Derek's stomach dropped. He had to leave. He knew it now, he had to run, and run fast. Terror bubbled under the surface, and he willed himself to run, but he couldn't. He knew his plant, and he knew that whoever, whatever this was could be hiding anywhere. He couldn't see it, that seemed clear; every time he tried, he saw only a shadow, an outline cast on equipment or the ground. It seemed to flit away as soon as he tried to look closely.
A thought came, unbidden: the crunching gravel. He had heard it. He needed to listen for it. Maybe if he heard it he'd know where it was and be safe; nothing could sneak around on loose gravel like theirs. He could work his way back to the control room, call the police, do something. But to get there, he'd have to stay alive. Somehow he knew now he was being watched. No, not watched, stalked. And stalking creatures typically have a very singular goal.
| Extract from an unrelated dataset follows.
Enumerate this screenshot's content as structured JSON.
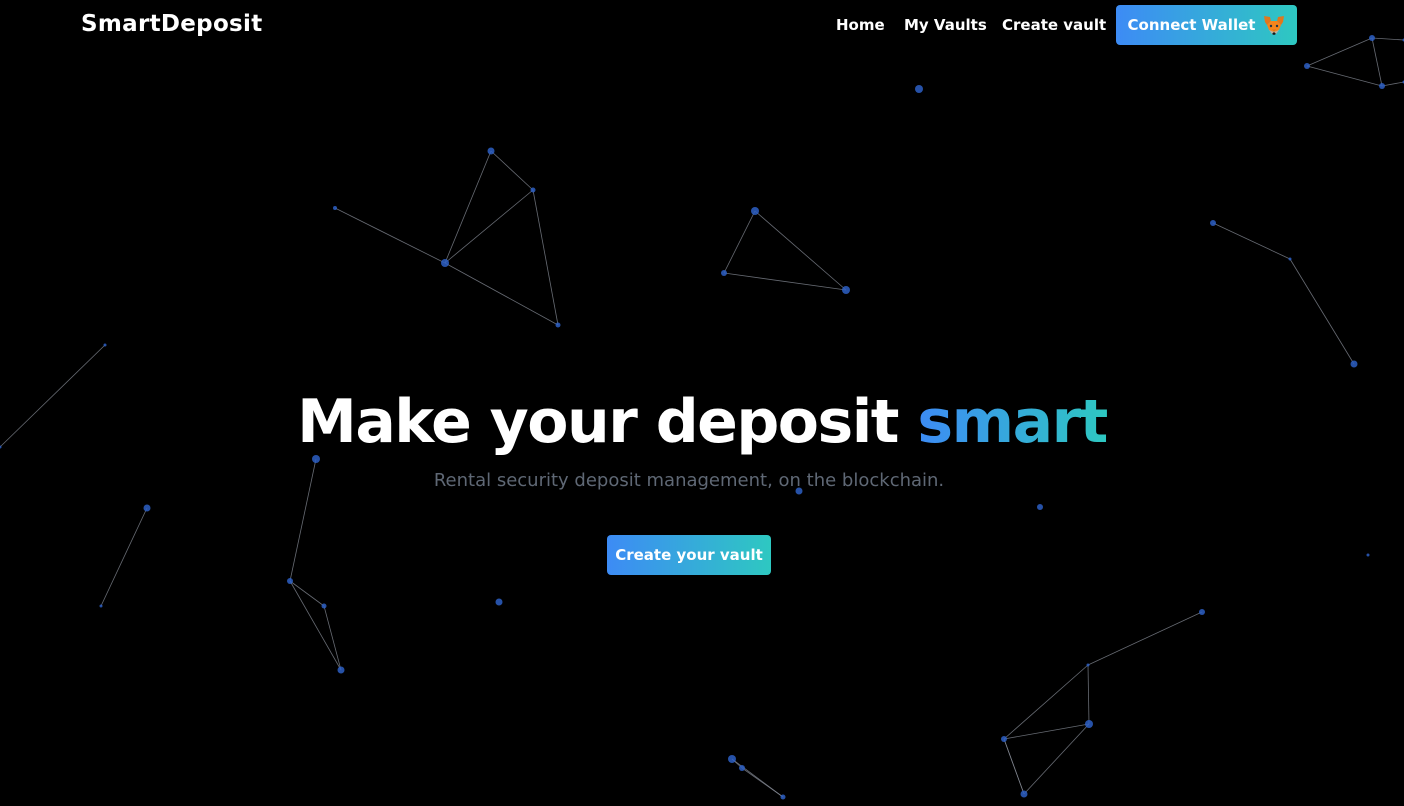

He briefly considered hitting the emergency stop for the plant. There were buttons littered through the plant for that. But what if he angered it? What if it knew what he was doing and outright killed him? At least now it seemed to be toying with him. Maybe he could use that?
Slowly, he began to move, trying his best to seem nonchalant. He began to feel like he was being watched again, his every move under scrutiny by hungry eyes. Beads of sweat, despite the late night chill, ran down his face now. It took everything he had to stop himself from running. 'You can't hear when you're running,' he reasoned, and some primal instinct told him that his ears were his greatest defense in this.
One step, then another. One yard at a time he was closing the distance. Every few steps he thought he could see it, a lumbering mass on a spindle-like set of legs. Every direct glance he shot after it, however, he saw nothing. The oppression build with every step, the gaze burning into his back. He was a mouse, being watched by a cat, being given so many steps before it pounced and took him.
Half-way to the building he stopped, dread crippling him almost completely. Thoughts raced in his head, thoughts he no longer was sure were his own. 'You can't hear!' they cried, 'You're going to be caught! You NEED to be able to HEAR! Quickly, take out your ear plugs!'
His mind rejected the notion; the decibel level was far too high here, amid all this equipment. Even without the plugs, there was no guarantee he could hear anything at all. The thoughts nagged at him, insisting, 'Take them out! You must or you will die! Take them out!"
Derek dropped to his knees, the noise around him suddenly seeming a racket, a screen hiding what he needed to hear. He needed to survive! He needed to live. Violently, as if by involuntary spasm, he jerked his ear plugs out.
The tumult around him assaulted his senses. The motors and pumps and vacuums and valves, all so loud that his ears instantly felt pain. But now he could hear! He strained, even against the pain, to hear evidence of the creature. He heard nothing but the sound of the plant.
He stumbled up from his knees, bracing himself against a nearby pipe support, struggling to rise. He took one step, then listened. Then another, and listened again. As he moved the noise around him grew more and more harsh. A ringing accompanied the sound now, and he knew it was his ear cells dying. He didn't care, what were a few cells compared to his life?
A few more steps, and still no sounds. The building was just ahead now. He was going to make it...
The sound came from behind Derek, and before he could turn, he felt his shoulders seized by impossibly thin, impossibly cold appendages. A shadow fell over him. He couldn't move. Something leaned close to his ear, expelling a sibilant hiss that he could barely make out before the ringing and darkness consumed everything.
"Thanks for listening..."